Every record here needs to be written out again exactly.

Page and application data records
-- -- --

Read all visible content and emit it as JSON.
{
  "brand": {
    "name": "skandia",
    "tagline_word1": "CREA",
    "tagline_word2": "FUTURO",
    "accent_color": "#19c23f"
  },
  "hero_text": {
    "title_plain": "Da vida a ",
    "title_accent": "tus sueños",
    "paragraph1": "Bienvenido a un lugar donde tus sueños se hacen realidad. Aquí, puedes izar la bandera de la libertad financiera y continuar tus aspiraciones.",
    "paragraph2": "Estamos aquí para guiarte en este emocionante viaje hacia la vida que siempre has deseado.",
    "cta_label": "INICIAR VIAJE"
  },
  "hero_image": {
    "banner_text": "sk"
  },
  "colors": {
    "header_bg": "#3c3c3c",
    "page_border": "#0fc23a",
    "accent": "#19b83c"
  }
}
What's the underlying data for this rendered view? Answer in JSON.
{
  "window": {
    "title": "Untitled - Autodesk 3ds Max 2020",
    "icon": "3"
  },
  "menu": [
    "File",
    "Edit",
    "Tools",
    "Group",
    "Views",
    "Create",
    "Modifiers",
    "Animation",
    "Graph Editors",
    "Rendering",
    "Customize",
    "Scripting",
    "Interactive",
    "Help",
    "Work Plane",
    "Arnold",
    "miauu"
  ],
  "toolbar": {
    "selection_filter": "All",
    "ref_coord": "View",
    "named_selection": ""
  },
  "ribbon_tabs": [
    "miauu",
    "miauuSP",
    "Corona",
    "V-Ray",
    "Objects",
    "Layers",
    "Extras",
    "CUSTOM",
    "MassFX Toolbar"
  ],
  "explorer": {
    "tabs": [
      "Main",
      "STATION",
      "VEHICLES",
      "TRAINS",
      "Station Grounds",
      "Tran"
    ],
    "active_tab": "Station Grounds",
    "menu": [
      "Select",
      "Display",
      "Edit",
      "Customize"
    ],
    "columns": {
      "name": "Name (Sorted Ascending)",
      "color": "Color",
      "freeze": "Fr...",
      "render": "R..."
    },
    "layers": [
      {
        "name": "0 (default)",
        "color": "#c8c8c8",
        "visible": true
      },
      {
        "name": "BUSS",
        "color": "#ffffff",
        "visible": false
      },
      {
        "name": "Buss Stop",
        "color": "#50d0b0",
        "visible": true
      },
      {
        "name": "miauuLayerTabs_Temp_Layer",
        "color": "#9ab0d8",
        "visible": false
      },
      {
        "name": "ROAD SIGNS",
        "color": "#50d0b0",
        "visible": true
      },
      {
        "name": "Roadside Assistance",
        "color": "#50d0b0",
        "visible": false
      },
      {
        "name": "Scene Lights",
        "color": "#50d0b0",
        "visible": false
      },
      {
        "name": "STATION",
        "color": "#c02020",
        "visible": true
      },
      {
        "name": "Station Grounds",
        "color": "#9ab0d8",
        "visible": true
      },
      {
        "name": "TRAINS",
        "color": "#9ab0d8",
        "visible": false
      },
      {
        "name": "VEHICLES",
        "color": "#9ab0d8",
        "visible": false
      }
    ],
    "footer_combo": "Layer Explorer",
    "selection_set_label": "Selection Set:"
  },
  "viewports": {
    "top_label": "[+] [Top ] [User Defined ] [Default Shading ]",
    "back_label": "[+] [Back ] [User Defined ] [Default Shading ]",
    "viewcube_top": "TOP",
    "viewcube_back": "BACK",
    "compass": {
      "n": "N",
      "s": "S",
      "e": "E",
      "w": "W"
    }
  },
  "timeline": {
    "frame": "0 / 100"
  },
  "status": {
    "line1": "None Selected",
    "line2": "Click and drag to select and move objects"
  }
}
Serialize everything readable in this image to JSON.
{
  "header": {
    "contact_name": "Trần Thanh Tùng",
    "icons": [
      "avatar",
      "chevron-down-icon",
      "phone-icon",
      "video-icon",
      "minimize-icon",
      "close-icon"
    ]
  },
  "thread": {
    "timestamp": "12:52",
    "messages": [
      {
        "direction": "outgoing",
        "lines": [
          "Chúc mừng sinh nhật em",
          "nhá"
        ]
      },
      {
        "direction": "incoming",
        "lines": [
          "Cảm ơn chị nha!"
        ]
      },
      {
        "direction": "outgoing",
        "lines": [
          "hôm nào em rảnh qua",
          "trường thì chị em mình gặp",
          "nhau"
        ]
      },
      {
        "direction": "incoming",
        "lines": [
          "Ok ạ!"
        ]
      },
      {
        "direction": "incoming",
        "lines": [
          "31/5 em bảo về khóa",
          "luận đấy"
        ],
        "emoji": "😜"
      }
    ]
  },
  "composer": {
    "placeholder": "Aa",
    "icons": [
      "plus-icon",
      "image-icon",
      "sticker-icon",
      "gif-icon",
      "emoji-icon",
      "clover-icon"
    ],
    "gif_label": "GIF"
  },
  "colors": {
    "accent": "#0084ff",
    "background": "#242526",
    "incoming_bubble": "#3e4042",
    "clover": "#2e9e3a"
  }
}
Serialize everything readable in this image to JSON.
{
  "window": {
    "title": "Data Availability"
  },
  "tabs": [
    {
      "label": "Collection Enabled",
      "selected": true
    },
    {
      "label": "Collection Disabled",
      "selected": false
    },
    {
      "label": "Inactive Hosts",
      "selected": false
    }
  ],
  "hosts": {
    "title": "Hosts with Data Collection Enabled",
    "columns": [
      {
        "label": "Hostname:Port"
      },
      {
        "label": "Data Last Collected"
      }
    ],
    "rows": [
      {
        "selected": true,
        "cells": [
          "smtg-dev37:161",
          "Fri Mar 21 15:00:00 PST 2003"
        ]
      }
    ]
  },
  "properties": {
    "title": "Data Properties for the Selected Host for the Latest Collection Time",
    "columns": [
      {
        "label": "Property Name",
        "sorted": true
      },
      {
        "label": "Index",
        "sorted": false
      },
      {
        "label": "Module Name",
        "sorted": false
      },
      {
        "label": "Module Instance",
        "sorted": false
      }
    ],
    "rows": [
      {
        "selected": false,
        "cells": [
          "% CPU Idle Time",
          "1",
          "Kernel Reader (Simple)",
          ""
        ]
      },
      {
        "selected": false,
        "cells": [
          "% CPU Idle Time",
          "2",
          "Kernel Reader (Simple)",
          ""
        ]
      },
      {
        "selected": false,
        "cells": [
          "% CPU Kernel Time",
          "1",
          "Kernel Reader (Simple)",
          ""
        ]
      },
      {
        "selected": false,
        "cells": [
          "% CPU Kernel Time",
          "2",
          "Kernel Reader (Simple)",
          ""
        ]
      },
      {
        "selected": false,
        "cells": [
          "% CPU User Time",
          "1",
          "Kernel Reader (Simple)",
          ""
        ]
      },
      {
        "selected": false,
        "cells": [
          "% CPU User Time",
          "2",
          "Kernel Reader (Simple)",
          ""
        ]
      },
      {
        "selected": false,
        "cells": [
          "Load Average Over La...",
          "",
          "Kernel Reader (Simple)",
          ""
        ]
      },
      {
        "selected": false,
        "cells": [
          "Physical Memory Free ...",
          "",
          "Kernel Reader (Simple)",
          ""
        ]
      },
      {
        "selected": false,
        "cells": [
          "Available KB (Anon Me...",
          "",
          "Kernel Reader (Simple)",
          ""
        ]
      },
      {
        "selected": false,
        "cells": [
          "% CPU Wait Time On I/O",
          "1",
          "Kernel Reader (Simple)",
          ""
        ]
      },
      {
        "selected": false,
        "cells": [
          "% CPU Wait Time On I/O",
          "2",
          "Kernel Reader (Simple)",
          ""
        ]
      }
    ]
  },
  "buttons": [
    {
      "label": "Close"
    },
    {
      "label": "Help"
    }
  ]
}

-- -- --

_ANSWER AREA_:
Read all visible content and emit it as JSON.
{
  "brand": {
    "name": "skandia",
    "tagline_word1": "CREA",
    "tagline_word2": "FUTURO",
    "accent_color": "#19c23f"
  },
  "hero_text": {
    "title_plain": "Da vida a ",
    "title_accent": "tus sueños",
    "paragraph1": "Bienvenido a un lugar donde tus sueños se hacen realidad. Aquí, puedes izar la bandera de la libertad financiera y continuar tus aspiraciones.",
    "paragraph2": "Estamos aquí para guiarte en este emocionante viaje hacia la vida que siempre has deseado.",
    "cta_label": "INICIAR VIAJE"
  },
  "hero_image": {
    "banner_text": "sk"
  },
  "colors": {
    "header_bg": "#3c3c3c",
    "page_border": "#0fc23a",
    "accent": "#19b83c"
  }
}
What's the underlying data for this rendered view? Answer in JSON.
{
  "window": {
    "title": "Untitled - Autodesk 3ds Max 2020",
    "icon": "3"
  },
  "menu": [
    "File",
    "Edit",
    "Tools",
    "Group",
    "Views",
    "Create",
    "Modifiers",
    "Animation",
    "Graph Editors",
    "Rendering",
    "Customize",
    "Scripting",
    "Interactive",
    "Help",
    "Work Plane",
    "Arnold",
    "miauu"
  ],
  "toolbar": {
    "selection_filter": "All",
    "ref_coord": "View",
    "named_selection": ""
  },
  "ribbon_tabs": [
    "miauu",
    "miauuSP",
    "Corona",
    "V-Ray",
    "Objects",
    "Layers",
    "Extras",
    "CUSTOM",
    "MassFX Toolbar"
  ],
  "explorer": {
    "tabs": [
      "Main",
      "STATION",
      "VEHICLES",
      "TRAINS",
      "Station Grounds",
      "Tran"
    ],
    "active_tab": "Station Grounds",
    "menu": [
      "Select",
      "Display",
      "Edit",
      "Customize"
    ],
    "columns": {
      "name": "Name (Sorted Ascending)",
      "color": "Color",
      "freeze": "Fr...",
      "render": "R..."
    },
    "layers": [
      {
        "name": "0 (default)",
        "color": "#c8c8c8",
        "visible": true
      },
      {
        "name": "BUSS",
        "color": "#ffffff",
        "visible": false
      },
      {
        "name": "Buss Stop",
        "color": "#50d0b0",
        "visible": true
      },
      {
        "name": "miauuLayerTabs_Temp_Layer",
        "color": "#9ab0d8",
        "visible": false
      },
      {
        "name": "ROAD SIGNS",
        "color": "#50d0b0",
        "visible": true
      },
      {
        "name": "Roadside Assistance",
        "color": "#50d0b0",
        "visible": false
      },
      {
        "name": "Scene Lights",
        "color": "#50d0b0",
        "visible": false
      },
      {
        "name": "STATION",
        "color": "#c02020",
        "visible": true
      },
      {
        "name": "Station Grounds",
        "color": "#9ab0d8",
        "visible": true
      },
      {
        "name": "TRAINS",
        "color": "#9ab0d8",
        "visible": false
      },
      {
        "name": "VEHICLES",
        "color": "#9ab0d8",
        "visible": false
      }
    ],
    "footer_combo": "Layer Explorer",
    "selection_set_label": "Selection Set:"
  },
  "viewports": {
    "top_label": "[+] [Top ] [User Defined ] [Default Shading ]",
    "back_label": "[+] [Back ] [User Defined ] [Default Shading ]",
    "viewcube_top": "TOP",
    "viewcube_back": "BACK",
    "compass": {
      "n": "N",
      "s": "S",
      "e": "E",
      "w": "W"
    }
  },
  "timeline": {
    "frame": "0 / 100"
  },
  "status": {
    "line1": "None Selected",
    "line2": "Click and drag to select and move objects"
  }
}
Serialize everything readable in this image to JSON.
{
  "header": {
    "contact_name": "Trần Thanh Tùng",
    "icons": [
      "avatar",
      "chevron-down-icon",
      "phone-icon",
      "video-icon",
      "minimize-icon",
      "close-icon"
    ]
  },
  "thread": {
    "timestamp": "12:52",
    "messages": [
      {
        "direction": "outgoing",
        "lines": [
          "Chúc mừng sinh nhật em",
          "nhá"
        ]
      },
      {
        "direction": "incoming",
        "lines": [
          "Cảm ơn chị nha!"
        ]
      },
      {
        "direction": "outgoing",
        "lines": [
          "hôm nào em rảnh qua",
          "trường thì chị em mình gặp",
          "nhau"
        ]
      },
      {
        "direction": "incoming",
        "lines": [
          "Ok ạ!"
        ]
      },
      {
        "direction": "incoming",
        "lines": [
          "31/5 em bảo về khóa",
          "luận đấy"
        ],
        "emoji": "😜"
      }
    ]
  },
  "composer": {
    "placeholder": "Aa",
    "icons": [
      "plus-icon",
      "image-icon",
      "sticker-icon",
      "gif-icon",
      "emoji-icon",
      "clover-icon"
    ],
    "gif_label": "GIF"
  },
  "colors": {
    "accent": "#0084ff",
    "background": "#242526",
    "incoming_bubble": "#3e4042",
    "clover": "#2e9e3a"
  }
}
Serialize everything readable in this image to JSON.
{
  "window": {
    "title": "Data Availability"
  },
  "tabs": [
    {
      "label": "Collection Enabled",
      "selected": true
    },
    {
      "label": "Collection Disabled",
      "selected": false
    },
    {
      "label": "Inactive Hosts",
      "selected": false
    }
  ],
  "hosts": {
    "title": "Hosts with Data Collection Enabled",
    "columns": [
      {
        "label": "Hostname:Port"
      },
      {
        "label": "Data Last Collected"
      }
    ],
    "rows": [
      {
        "selected": true,
        "cells": [
          "smtg-dev37:161",
          "Fri Mar 21 15:00:00 PST 2003"
        ]
      }
    ]
  },
  "properties": {
    "title": "Data Properties for the Selected Host for the Latest Collection Time",
    "columns": [
      {
        "label": "Property Name",
        "sorted": true
      },
      {
        "label": "Index",
        "sorted": false
      },
      {
        "label": "Module Name",
        "sorted": false
      },
      {
        "label": "Module Instance",
        "sorted": false
      }
    ],
    "rows": [
      {
        "selected": false,
        "cells": [
          "% CPU Idle Time",
          "1",
          "Kernel Reader (Simple)",
          ""
        ]
      },
      {
        "selected": false,
        "cells": [
          "% CPU Idle Time",
          "2",
          "Kernel Reader (Simple)",
          ""
        ]
      },
      {
        "selected": false,
        "cells": [
          "% CPU Kernel Time",
          "1",
          "Kernel Reader (Simple)",
          ""
        ]
      },
      {
        "selected": false,
        "cells": [
          "% CPU Kernel Time",
          "2",
          "Kernel Reader (Simple)",
          ""
        ]
      },
      {
        "selected": false,
        "cells": [
          "% CPU User Time",
          "1",
          "Kernel Reader (Simple)",
          ""
        ]
      },
      {
        "selected": false,
        "cells": [
          "% CPU User Time",
          "2",
          "Kernel Reader (Simple)",
          ""
        ]
      },
      {
        "selected": false,
        "cells": [
          "Load Average Over La...",
          "",
          "Kernel Reader (Simple)",
          ""
        ]
      },
      {
        "selected": false,
        "cells": [
          "Physical Memory Free ...",
          "",
          "Kernel Reader (Simple)",
          ""
        ]
      },
      {
        "selected": false,
        "cells": [
          "Available KB (Anon Me...",
          "",
          "Kernel Reader (Simple)",
          ""
        ]
      },
      {
        "selected": false,
        "cells": [
          "% CPU Wait Time On I/O",
          "1",
          "Kernel Reader (Simple)",
          ""
        ]
      },
      {
        "selected": false,
        "cells": [
          "% CPU Wait Time On I/O",
          "2",
          "Kernel Reader (Simple)",
          ""
        ]
      }
    ]
  },
  "buttons": [
    {
      "label": "Close"
    },
    {
      "label": "Help"
    }
  ]
}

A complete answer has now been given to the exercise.